* [WHAT THE TASK REQUIRES]
Copy the data exactly, line for line.
━━━━━━━━━━
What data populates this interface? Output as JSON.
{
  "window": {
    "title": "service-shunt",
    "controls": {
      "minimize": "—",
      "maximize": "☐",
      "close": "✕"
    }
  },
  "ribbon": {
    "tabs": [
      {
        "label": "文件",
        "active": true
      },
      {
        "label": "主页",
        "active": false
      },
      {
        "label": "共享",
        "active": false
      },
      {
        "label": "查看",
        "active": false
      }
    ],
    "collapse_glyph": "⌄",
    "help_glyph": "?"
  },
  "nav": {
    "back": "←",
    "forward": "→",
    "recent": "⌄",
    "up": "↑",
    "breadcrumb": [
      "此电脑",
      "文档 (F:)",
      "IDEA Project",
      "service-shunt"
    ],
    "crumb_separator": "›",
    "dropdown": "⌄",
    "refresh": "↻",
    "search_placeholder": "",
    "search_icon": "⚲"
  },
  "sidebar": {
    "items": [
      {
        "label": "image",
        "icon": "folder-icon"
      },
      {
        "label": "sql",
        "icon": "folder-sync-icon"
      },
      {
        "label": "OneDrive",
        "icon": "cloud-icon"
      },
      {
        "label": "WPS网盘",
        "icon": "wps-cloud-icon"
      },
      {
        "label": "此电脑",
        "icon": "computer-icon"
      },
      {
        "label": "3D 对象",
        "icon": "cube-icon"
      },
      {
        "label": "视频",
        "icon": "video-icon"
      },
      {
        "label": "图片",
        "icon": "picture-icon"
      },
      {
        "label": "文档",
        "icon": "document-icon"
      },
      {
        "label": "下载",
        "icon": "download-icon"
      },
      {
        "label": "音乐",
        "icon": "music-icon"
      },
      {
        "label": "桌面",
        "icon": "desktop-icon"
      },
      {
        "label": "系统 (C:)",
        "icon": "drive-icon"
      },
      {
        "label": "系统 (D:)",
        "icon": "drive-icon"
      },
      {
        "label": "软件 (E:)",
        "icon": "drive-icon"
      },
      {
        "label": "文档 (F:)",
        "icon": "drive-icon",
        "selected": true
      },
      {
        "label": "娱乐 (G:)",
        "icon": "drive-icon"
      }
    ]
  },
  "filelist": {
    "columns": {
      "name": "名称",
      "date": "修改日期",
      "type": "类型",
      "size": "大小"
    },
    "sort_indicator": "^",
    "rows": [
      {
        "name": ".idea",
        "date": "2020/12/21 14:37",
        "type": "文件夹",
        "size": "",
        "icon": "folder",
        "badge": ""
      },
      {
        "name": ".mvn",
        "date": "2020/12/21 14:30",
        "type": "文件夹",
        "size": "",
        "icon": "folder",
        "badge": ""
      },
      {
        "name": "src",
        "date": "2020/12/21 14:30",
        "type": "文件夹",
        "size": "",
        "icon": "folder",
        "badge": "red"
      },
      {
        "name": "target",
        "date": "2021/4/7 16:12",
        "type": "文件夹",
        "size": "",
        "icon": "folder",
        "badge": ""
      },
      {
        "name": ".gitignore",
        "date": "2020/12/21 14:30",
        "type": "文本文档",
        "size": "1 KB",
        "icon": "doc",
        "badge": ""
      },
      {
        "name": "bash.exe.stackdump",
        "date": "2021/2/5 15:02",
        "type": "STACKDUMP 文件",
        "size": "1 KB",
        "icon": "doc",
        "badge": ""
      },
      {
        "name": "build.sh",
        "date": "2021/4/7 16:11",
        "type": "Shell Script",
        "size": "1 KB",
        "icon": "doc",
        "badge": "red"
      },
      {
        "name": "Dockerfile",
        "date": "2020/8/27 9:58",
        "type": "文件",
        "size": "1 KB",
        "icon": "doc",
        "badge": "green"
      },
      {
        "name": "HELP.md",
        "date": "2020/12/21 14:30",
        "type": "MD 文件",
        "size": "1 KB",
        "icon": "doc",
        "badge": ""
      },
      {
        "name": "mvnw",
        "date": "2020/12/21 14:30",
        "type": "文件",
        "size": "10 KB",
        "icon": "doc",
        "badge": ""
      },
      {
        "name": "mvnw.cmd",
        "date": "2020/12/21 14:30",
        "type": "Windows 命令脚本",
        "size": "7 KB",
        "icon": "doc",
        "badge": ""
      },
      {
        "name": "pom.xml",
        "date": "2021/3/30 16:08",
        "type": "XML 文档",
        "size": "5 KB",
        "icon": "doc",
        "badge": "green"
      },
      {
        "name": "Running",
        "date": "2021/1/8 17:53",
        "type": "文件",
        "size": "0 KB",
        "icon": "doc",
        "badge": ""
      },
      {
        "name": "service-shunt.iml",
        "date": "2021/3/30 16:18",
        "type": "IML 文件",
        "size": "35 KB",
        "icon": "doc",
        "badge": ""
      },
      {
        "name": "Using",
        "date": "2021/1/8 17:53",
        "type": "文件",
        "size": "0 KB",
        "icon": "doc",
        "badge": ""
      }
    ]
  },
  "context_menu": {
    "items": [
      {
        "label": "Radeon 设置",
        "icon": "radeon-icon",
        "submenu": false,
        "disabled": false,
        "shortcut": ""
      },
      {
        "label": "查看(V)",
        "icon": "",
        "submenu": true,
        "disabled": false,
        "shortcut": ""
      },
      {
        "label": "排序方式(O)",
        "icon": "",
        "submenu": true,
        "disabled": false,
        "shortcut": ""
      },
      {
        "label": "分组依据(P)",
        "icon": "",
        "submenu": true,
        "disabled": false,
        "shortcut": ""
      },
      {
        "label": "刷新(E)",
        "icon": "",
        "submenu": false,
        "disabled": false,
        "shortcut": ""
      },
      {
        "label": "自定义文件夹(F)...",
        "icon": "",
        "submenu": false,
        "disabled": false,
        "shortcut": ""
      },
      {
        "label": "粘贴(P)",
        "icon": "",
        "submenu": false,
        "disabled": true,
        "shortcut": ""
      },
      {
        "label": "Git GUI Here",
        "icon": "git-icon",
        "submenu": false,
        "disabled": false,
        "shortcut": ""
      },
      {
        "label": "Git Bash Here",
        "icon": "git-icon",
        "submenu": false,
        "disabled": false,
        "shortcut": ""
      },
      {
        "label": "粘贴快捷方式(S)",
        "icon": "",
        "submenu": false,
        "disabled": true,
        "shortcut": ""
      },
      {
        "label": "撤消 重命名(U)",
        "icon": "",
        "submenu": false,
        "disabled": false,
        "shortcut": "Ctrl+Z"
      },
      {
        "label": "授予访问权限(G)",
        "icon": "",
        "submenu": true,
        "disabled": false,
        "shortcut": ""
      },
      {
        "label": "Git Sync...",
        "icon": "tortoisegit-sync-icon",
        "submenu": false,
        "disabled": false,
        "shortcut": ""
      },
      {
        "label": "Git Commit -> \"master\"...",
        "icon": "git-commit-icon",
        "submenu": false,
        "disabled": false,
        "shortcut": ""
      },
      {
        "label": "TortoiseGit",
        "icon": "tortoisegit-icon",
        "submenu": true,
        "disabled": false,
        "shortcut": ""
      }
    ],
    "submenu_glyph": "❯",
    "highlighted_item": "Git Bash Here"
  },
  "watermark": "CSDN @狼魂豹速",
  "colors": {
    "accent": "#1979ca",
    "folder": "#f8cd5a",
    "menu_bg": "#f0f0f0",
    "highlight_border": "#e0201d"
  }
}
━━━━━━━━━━
* [ANSWER]
What data populates this interface? Output as JSON.
{
  "window": {
    "title": "service-shunt",
    "controls": {
      "minimize": "—",
      "maximize": "☐",
      "close": "✕"
    }
  },
  "ribbon": {
    "tabs": [
      {
        "label": "文件",
        "active": true
      },
      {
        "label": "主页",
        "active": false
      },
      {
        "label": "共享",
        "active": false
      },
      {
        "label": "查看",
        "active": false
      }
    ],
    "collapse_glyph": "⌄",
    "help_glyph": "?"
  },
  "nav": {
    "back": "←",
    "forward": "→",
    "recent": "⌄",
    "up": "↑",
    "breadcrumb": [
      "此电脑",
      "文档 (F:)",
      "IDEA Project",
      "service-shunt"
    ],
    "crumb_separator": "›",
    "dropdown": "⌄",
    "refresh": "↻",
    "search_placeholder": "",
    "search_icon": "⚲"
  },
  "sidebar": {
    "items": [
      {
        "label": "image",
        "icon": "folder-icon"
      },
      {
        "label": "sql",
        "icon": "folder-sync-icon"
      },
      {
        "label": "OneDrive",
        "icon": "cloud-icon"
      },
      {
        "label": "WPS网盘",
        "icon": "wps-cloud-icon"
      },
      {
        "label": "此电脑",
        "icon": "computer-icon"
      },
      {
        "label": "3D 对象",
        "icon": "cube-icon"
      },
      {
        "label": "视频",
        "icon": "video-icon"
      },
      {
        "label": "图片",
        "icon": "picture-icon"
      },
      {
        "label": "文档",
        "icon": "document-icon"
      },
      {
        "label": "下载",
        "icon": "download-icon"
      },
      {
        "label": "音乐",
        "icon": "music-icon"
      },
      {
        "label": "桌面",
        "icon": "desktop-icon"
      },
      {
        "label": "系统 (C:)",
        "icon": "drive-icon"
      },
      {
        "label": "系统 (D:)",
        "icon": "drive-icon"
      },
      {
        "label": "软件 (E:)",
        "icon": "drive-icon"
      },
      {
        "label": "文档 (F:)",
        "icon": "drive-icon",
        "selected": true
      },
      {
        "label": "娱乐 (G:)",
        "icon": "drive-icon"
      }
    ]
  },
  "filelist": {
    "columns": {
      "name": "名称",
      "date": "修改日期",
      "type": "类型",
      "size": "大小"
    },
    "sort_indicator": "^",
    "rows": [
      {
        "name": ".idea",
        "date": "2020/12/21 14:37",
        "type": "文件夹",
        "size": "",
        "icon": "folder",
        "badge": ""
      },
      {
        "name": ".mvn",
        "date": "2020/12/21 14:30",
        "type": "文件夹",
        "size": "",
        "icon": "folder",
        "badge": ""
      },
      {
        "name": "src",
        "date": "2020/12/21 14:30",
        "type": "文件夹",
        "size": "",
        "icon": "folder",
        "badge": "red"
      },
      {
        "name": "target",
        "date": "2021/4/7 16:12",
        "type": "文件夹",
        "size": "",
        "icon": "folder",
        "badge": ""
      },
      {
        "name": ".gitignore",
        "date": "2020/12/21 14:30",
        "type": "文本文档",
        "size": "1 KB",
        "icon": "doc",
        "badge": ""
      },
      {
        "name": "bash.exe.stackdump",
        "date": "2021/2/5 15:02",
        "type": "STACKDUMP 文件",
        "size": "1 KB",
        "icon": "doc",
        "badge": ""
      },
      {
        "name": "build.sh",
        "date": "2021/4/7 16:11",
        "type": "Shell Script",
        "size": "1 KB",
        "icon": "doc",
        "badge": "red"
      },
      {
        "name": "Dockerfile",
        "date": "2020/8/27 9:58",
        "type": "文件",
        "size": "1 KB",
        "icon": "doc",
        "badge": "green"
      },
      {
        "name": "HELP.md",
        "date": "2020/12/21 14:30",
        "type": "MD 文件",
        "size": "1 KB",
        "icon": "doc",
        "badge": ""
      },
      {
        "name": "mvnw",
        "date": "2020/12/21 14:30",
        "type": "文件",
        "size": "10 KB",
        "icon": "doc",
        "badge": ""
      },
      {
        "name": "mvnw.cmd",
        "date": "2020/12/21 14:30",
        "type": "Windows 命令脚本",
        "size": "7 KB",
        "icon": "doc",
        "badge": ""
      },
      {
        "name": "pom.xml",
        "date": "2021/3/30 16:08",
        "type": "XML 文档",
        "size": "5 KB",
        "icon": "doc",
        "badge": "green"
      },
      {
        "name": "Running",
        "date": "2021/1/8 17:53",
        "type": "文件",
        "size": "0 KB",
        "icon": "doc",
        "badge": ""
      },
      {
        "name": "service-shunt.iml",
        "date": "2021/3/30 16:18",
        "type": "IML 文件",
        "size": "35 KB",
        "icon": "doc",
        "badge": ""
      },
      {
        "name": "Using",
        "date": "2021/1/8 17:53",
        "type": "文件",
        "size": "0 KB",
        "icon": "doc",
        "badge": ""
      }
    ]
  },
  "context_menu": {
    "items": [
      {
        "label": "Radeon 设置",
        "icon": "radeon-icon",
        "submenu": false,
        "disabled": false,
        "shortcut": ""
      },
      {
        "label": "查看(V)",
        "icon": "",
        "submenu": true,
        "disabled": false,
        "shortcut": ""
      },
      {
        "label": "排序方式(O)",
        "icon": "",
        "submenu": true,
        "disabled": false,
        "shortcut": ""
      },
      {
        "label": "分组依据(P)",
        "icon": "",
        "submenu": true,
        "disabled": false,
        "shortcut": ""
      },
      {
        "label": "刷新(E)",
        "icon": "",
        "submenu": false,
        "disabled": false,
        "shortcut": ""
      },
      {
        "label": "自定义文件夹(F)...",
        "icon": "",
        "submenu": false,
        "disabled": false,
        "shortcut": ""
      },
      {
        "label": "粘贴(P)",
        "icon": "",
        "submenu": false,
        "disabled": true,
        "shortcut": ""
      },
      {
        "label": "Git GUI Here",
        "icon": "git-icon",
        "submenu": false,
        "disabled": false,
        "shortcut": ""
      },
      {
        "label": "Git Bash Here",
        "icon": "git-icon",
        "submenu": false,
        "disabled": false,
        "shortcut": ""
      },
      {
        "label": "粘贴快捷方式(S)",
        "icon": "",
        "submenu": false,
        "disabled": true,
        "shortcut": ""
      },
      {
        "label": "撤消 重命名(U)",
        "icon": "",
        "submenu": false,
        "disabled": false,
        "shortcut": "Ctrl+Z"
      },
      {
        "label": "授予访问权限(G)",
        "icon": "",
        "submenu": true,
        "disabled": false,
        "shortcut": ""
      },
      {
        "label": "Git Sync...",
        "icon": "tortoisegit-sync-icon",
        "submenu": false,
        "disabled": false,
        "shortcut": ""
      },
      {
        "label": "Git Commit -> \"master\"...",
        "icon": "git-commit-icon",
        "submenu": false,
        "disabled": false,
        "shortcut": ""
      },
      {
        "label": "TortoiseGit",
        "icon": "tortoisegit-icon",
        "submenu": true,
        "disabled": false,
        "shortcut": ""
      }
    ],
    "submenu_glyph": "❯",
    "highlighted_item": "Git Bash Here"
  },
  "watermark": "CSDN @狼魂豹速",
  "colors": {
    "accent": "#1979ca",
    "folder": "#f8cd5a",
    "menu_bg": "#f0f0f0",
    "highlight_border": "#e0201d"
  }
}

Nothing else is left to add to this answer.